Wednesday, May 17, 2006
Twenty-one years since the diagnosis and I'm in kind of a reflective mood. I'm thinking about what has improved during the intervening years, what's actually worse and what could do with a huge upgrade.
In 1985 Type 1 diabetes was called Juvenile Diabetes or Insulin Dependent Diabetes (IDD) and pork and beef insulin was still being prescribed. But a growing number of people were taking the new "human" insulin, many of whom I seem to recall, blamed it for loss of hypo warning signs. When I was diagnosed, I was more concerned that the human insulin didn't come from actual humans, and when I was reassured that it was manufactured, that I got that rather than animal insulin (I was a recovering vegetarian at that time).
I was taught to use a syringe and told I could either mix the basal Ultratard with the bolus Actrapid or shoot it on its own before bedtime. As I was so befuddled I couldn't cope with mixing the stuff (hugely complicated), I opted for four rather than three shots a day. A little while later I discovered the diabetic nurse (that's the nurse who worked with diabetics and who had juvenile diabetes) used a Novopen and I had to have one. Before I left the office, please.
There was some sort of deal with the purchase of a special meter, buy one get a Novopen free (plus ça change, plus c'est la meme chose), so I got a cool Novopen, and I loved it. Everyone thought it was a real pen and people were upset when I told them they could not borrow it. Still it was three shots of Actrapid and one of Ultratard and though I've changed insulins I'm still shooting up at least four times a day. This definitely needs improving.
Eventually the Novopen was replaced by Novopen II, nasty, plasticky beige but with one great feature: you could take your shot and the number remained displayed until you used the pen again. So if you were on a sliding scale and were the forgetful type you could see if you had taken your shot or not. In those days I had to take the shot 30 mins before a meal and I could forget a lot of things in that half-hour. Unfortunately the plastic locking mechanism wasn't very sturdy and the pens broke easily.
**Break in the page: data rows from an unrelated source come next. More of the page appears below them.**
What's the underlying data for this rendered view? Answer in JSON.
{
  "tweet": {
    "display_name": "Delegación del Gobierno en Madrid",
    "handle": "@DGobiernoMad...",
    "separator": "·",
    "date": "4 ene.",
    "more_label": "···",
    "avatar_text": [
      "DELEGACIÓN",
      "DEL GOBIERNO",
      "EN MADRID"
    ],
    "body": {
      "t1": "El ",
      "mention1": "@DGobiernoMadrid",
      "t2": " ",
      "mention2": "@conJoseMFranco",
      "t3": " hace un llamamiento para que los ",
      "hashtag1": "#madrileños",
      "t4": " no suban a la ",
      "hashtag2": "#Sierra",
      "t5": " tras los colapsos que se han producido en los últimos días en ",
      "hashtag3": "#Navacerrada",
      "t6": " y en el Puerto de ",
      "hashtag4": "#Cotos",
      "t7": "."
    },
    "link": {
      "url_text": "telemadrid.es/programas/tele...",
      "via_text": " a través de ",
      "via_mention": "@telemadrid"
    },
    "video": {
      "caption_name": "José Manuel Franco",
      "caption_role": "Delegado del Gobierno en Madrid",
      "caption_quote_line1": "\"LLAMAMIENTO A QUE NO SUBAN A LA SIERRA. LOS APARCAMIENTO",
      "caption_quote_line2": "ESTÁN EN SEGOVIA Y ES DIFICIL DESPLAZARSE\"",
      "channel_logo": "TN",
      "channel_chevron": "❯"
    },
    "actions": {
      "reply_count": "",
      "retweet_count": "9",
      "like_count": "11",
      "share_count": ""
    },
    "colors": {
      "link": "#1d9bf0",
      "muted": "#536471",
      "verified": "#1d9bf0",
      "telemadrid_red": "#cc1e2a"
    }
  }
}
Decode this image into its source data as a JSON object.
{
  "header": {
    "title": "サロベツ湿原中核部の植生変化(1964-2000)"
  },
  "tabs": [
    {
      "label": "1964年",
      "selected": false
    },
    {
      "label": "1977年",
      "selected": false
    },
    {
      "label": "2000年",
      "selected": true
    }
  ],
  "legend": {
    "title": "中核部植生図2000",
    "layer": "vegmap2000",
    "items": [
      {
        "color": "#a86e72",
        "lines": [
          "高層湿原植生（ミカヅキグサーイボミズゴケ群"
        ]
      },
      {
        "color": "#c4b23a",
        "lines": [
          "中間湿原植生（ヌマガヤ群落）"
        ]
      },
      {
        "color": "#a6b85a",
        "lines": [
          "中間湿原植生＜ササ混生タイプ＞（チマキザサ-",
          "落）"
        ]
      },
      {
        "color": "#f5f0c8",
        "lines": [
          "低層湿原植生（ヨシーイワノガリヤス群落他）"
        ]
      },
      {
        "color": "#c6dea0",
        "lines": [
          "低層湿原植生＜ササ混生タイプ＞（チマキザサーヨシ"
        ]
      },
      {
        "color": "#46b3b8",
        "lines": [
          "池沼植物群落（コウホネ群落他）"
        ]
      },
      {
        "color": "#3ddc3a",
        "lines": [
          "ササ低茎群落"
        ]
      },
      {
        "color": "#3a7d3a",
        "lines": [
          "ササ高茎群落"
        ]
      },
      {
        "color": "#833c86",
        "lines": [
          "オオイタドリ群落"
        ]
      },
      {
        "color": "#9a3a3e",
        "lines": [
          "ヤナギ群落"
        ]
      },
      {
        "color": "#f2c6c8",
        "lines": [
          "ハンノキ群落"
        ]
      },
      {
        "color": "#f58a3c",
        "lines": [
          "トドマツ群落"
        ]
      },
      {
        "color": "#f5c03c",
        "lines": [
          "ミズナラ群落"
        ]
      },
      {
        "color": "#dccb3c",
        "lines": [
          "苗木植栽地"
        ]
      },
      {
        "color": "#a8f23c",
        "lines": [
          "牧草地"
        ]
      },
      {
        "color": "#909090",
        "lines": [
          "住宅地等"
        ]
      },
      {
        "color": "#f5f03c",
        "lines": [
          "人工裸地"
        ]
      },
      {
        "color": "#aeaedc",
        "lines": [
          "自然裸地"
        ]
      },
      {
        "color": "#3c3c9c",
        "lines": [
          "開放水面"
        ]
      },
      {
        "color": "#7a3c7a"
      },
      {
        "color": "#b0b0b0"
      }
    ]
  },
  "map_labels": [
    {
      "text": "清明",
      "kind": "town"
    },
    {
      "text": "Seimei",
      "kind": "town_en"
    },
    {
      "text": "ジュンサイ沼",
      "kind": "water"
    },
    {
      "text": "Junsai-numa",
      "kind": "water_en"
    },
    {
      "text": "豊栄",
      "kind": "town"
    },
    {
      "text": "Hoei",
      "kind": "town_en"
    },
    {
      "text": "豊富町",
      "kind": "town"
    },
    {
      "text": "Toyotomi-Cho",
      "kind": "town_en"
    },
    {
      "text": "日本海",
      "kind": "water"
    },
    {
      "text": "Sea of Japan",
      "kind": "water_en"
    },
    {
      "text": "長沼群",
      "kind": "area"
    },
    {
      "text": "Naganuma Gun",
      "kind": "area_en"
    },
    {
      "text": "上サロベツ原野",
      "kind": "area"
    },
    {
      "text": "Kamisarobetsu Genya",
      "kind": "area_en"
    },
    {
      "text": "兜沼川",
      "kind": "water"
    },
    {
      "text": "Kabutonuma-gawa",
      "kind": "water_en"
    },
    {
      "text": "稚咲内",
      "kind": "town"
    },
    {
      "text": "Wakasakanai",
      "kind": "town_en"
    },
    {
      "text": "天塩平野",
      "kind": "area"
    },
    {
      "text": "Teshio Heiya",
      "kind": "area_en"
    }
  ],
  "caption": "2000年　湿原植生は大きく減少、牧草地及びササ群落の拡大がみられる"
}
A few years later and U-40 insulin became U-100 and I had to swap to a Novopen III. That was upgraded and it no longer showed the last number dialed, so I now had to remember if I had had a shot or not. Definitely worse.
Now I have disposable Humalog pens. They are so ugly, much bigger than they need be and no-one is going to mistake them for a Bic. Plus, I feel I'm using up the earth's resources at an alarming rate. What happens to all that plastic?
As for meters, I'm on my fourth. I loved my Glucoscan II so much. It had a huge display, 30 second wait compared to 60 seconds of other meters, it was simple to use, and was slim. It sat in a vinyl wallet, strips on one side in their foil packages, meter, lancets and sticker on the other side. Looked great, worked great.
When it finally died, my parents bought be the AccuCheck meter and I hated that machine with a passion. It was truly the worst designed meter I have ever seen, the size of a brick and an unappetizing generic grey colour. The strips came in a tube and I could never get the top off. I either had to ask someone to help or I wrestle it off with a knife and end up with strips all over the floor and, once or twice, a nasty gash to my finger. It was also so complicated and gave so many false readings I went out and bought myself a new One Touch Ultra.
The improvement here was a five second wait for results and it was tiny. But it didn't do much else. Then the big upgrade to One Touch UltraSmart. I know I've complained about this meter elsewhere, largely because it isn't Mac compatible but there is the facility to record insulin intake and carbs, fats, protein; it gives weekly, monthly and three-monthly averages, it even lets you record doctors' appointments.
What I'd like now is a meter that has a better screen, that comes with a keyboard so I can type in additional information and that wirelessly interfaces with my Mac. Manufacturers are you listening?
I remember the endocrinologist coming to see me while I was in the hospital and telling me two things: it was the best time in history to be diagnosed with diabetes and that there would be a cure within the next ten to twenty years. Well, I think he may have been right on the first one, and a lot of things have got better, especially the advocacy and activism and support of other people with diabetes but as for the second, I'm celebrating twenty-one relatively healthy years living with diabetes but I don't see that a cure is any nearer now than it was then.